EXERCISE AIM
Produce the tally of lines in the material below that hold "icon", without anything else.

INPUT DATA
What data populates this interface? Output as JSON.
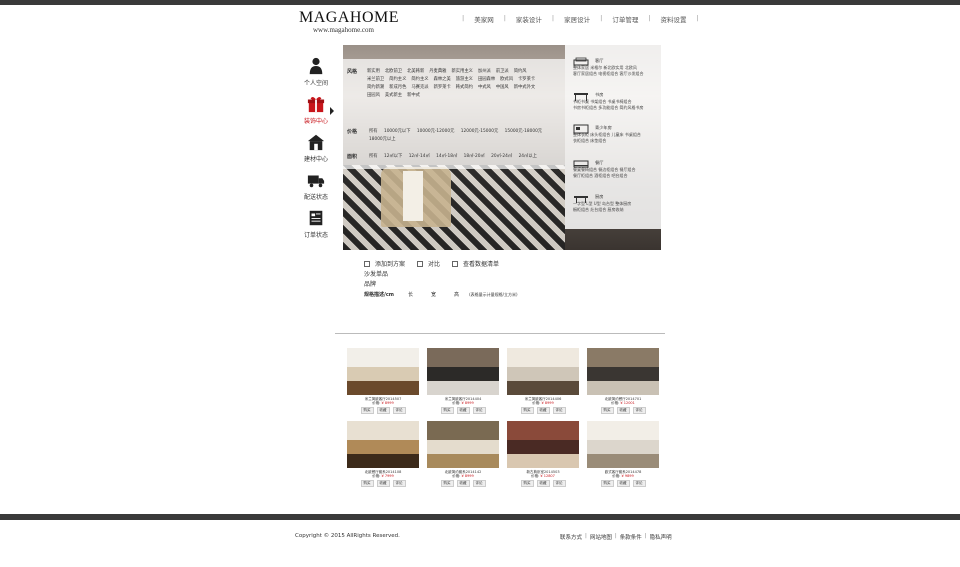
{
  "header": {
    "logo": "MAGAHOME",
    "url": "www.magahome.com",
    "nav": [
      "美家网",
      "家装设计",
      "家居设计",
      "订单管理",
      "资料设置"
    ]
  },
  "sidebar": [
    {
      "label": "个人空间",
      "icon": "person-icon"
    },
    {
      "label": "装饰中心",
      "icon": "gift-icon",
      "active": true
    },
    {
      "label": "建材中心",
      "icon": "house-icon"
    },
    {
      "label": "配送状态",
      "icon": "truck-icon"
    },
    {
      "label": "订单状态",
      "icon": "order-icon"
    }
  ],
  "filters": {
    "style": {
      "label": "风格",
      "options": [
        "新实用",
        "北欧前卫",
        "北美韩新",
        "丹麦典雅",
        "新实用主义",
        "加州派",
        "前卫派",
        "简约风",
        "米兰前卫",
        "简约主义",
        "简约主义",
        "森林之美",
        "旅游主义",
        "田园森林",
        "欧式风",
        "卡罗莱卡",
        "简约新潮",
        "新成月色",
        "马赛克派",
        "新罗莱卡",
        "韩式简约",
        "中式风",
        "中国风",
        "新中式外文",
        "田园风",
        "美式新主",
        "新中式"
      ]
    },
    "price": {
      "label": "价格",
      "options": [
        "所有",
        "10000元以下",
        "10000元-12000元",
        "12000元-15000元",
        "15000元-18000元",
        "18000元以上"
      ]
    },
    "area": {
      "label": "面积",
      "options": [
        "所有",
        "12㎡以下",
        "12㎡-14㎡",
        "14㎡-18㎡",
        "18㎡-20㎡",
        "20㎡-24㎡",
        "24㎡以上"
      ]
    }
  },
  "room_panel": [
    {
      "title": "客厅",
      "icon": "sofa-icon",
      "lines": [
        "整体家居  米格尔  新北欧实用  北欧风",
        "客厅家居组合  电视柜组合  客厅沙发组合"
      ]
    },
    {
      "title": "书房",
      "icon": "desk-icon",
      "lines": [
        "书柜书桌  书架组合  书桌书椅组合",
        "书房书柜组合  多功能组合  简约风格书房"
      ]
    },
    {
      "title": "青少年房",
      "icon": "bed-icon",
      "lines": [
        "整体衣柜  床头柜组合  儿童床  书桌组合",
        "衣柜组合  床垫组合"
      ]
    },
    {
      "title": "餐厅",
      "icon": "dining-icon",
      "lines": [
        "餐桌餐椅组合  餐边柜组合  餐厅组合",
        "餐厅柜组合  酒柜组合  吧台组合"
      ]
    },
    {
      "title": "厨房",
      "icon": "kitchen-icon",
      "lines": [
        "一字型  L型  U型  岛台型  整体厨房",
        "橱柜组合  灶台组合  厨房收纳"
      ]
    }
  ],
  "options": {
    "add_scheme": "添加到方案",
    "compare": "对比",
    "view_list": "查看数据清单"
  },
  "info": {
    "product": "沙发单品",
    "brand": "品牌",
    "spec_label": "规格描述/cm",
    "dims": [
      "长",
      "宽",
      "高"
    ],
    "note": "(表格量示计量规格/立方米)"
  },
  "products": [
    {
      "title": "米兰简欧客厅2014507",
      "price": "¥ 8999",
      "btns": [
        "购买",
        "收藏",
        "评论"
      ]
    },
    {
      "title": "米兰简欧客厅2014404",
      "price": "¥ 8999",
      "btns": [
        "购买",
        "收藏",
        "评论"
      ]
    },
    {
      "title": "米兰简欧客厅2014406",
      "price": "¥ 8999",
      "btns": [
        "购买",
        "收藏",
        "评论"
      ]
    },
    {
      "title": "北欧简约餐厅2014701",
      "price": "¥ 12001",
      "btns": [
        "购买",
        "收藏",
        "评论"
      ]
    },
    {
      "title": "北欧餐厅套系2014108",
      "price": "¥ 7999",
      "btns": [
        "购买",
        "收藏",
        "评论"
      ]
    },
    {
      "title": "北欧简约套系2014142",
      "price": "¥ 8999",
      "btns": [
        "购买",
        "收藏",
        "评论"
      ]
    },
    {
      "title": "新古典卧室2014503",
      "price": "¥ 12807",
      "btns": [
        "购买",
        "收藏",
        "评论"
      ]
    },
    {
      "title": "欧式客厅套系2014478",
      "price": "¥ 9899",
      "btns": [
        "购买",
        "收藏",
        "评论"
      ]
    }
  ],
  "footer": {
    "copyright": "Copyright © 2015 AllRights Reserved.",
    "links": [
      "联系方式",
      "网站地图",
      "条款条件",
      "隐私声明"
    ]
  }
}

RESPONSE AREA
10